Significant Changes in Crawler Crane Technology

Significant Changes in Crawler Crane Technology

excavator machine at an excavation areaCrawler cranes have seen many adjustments and remodeling to become the powerful lifting units we know today. From its 100-ton lifting capacity in 1947, it can now hoist more than 3000 tons of load.

While crawler cranes have become one of the most important machines in the construction sector, their operating and owning overheads can be quite costly. Still, they are the preferred choice especially for jobs that require lifting certain types of loads. Lampson, a trusted crawler crane company in Houston, shares a brief history of this reliable machine.

Early Design

In 1911, the Bucyrus Company designed and manufactured the first crawler crane. A gasoline engine powered the machine, which was known as the Type 14. It features a 4.27-meter diameter swing ring and an 18.3-meter lattice boom.

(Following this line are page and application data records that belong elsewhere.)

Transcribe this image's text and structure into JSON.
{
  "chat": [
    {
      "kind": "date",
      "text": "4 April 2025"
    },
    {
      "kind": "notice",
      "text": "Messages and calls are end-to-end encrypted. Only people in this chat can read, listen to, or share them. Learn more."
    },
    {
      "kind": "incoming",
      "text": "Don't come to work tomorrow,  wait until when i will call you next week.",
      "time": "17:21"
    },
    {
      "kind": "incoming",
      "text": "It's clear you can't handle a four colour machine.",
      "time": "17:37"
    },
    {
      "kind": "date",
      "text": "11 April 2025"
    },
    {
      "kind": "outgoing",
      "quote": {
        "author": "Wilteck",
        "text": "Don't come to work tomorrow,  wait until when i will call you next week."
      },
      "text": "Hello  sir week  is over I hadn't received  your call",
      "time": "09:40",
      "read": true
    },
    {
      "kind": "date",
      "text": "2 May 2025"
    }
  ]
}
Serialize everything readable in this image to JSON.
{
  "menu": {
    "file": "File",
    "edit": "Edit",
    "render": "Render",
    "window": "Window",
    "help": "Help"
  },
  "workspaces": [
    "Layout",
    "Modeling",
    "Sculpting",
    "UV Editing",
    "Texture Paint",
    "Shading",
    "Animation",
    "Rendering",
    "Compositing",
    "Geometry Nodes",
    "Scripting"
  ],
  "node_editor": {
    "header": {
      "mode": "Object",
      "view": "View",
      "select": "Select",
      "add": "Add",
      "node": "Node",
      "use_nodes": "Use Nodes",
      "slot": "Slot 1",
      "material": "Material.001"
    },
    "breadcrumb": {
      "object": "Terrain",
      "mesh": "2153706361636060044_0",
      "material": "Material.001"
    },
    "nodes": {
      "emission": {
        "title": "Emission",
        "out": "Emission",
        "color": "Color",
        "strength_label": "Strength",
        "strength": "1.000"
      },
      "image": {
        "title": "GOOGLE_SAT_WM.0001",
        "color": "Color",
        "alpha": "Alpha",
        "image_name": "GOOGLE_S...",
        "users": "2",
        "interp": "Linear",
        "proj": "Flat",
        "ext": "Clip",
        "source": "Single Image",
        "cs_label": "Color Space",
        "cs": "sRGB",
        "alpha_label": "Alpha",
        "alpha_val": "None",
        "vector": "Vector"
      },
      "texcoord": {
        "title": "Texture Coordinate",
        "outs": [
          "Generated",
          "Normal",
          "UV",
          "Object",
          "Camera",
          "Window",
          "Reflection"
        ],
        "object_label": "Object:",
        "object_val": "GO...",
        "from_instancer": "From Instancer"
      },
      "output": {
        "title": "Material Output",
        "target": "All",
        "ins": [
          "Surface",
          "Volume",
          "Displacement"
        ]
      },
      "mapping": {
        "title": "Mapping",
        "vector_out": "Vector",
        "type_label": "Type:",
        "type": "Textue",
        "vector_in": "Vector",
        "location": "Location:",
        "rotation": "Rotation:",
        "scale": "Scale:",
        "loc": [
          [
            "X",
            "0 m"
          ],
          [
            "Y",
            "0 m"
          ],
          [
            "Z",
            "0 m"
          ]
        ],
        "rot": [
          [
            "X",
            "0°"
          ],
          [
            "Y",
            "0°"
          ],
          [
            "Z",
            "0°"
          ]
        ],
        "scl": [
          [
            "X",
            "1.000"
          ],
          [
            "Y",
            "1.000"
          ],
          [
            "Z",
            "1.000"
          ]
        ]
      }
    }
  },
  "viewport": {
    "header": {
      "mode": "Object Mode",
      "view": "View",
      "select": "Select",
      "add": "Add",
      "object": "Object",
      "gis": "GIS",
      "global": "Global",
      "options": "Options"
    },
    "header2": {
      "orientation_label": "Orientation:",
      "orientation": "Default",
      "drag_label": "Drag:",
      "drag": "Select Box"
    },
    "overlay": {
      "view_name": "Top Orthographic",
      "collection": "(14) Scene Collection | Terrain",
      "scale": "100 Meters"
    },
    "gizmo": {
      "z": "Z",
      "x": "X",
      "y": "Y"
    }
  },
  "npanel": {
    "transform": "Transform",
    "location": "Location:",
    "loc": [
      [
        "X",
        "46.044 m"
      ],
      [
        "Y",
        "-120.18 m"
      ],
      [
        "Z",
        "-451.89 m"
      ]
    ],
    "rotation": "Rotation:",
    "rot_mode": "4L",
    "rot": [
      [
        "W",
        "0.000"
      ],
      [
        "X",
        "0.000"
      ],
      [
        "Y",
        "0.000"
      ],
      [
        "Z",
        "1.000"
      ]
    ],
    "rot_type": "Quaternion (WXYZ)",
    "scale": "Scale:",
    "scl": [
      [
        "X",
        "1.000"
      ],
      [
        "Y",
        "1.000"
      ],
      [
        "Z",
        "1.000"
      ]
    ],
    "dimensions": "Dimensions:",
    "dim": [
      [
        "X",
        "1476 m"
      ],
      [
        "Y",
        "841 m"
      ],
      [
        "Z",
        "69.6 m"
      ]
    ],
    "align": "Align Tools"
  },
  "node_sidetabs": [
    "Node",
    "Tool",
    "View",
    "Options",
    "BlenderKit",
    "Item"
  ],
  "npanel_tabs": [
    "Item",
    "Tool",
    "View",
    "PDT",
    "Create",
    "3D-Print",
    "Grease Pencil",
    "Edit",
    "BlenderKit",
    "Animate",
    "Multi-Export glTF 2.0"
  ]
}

The standard 47-ton crawler crane has then improved significantly in the coming years, transitioning from electric and steam engines to diesel and gasoline. The timber beams have also been replaced by extended steel lattice booms that can outspread up to hundreds of meters, with a lifting capacity reaching up to 3,600 tons.

Changes in Ergonomics

The most significant change to the first deign of crawler cranes is ergonomics. To operate a unit in the early 1920s, you would have to be a steam or mechanical engineer. The job was physically taxing, requiring more than 10 hours every day, without proper protection, and under harsh weather conditions.

The first concept of gasoline-powered, heavy-duty lifting cranes mounted on a tracked movable platform was introduced in 1914. Several years later, the initial excavator with diesel engine debuted. In the late 1960s, Jim Montgomery and Archer Brown invented the counterweight, a feature that is still used in modern crawler cranes.

Thanks to the adjustments made since crawler cranes first came out, the construction industry can benefit immensely from the incredible power of these machines. They have come a long way since the 1910s, and engineers continue to look for ways to improve the system.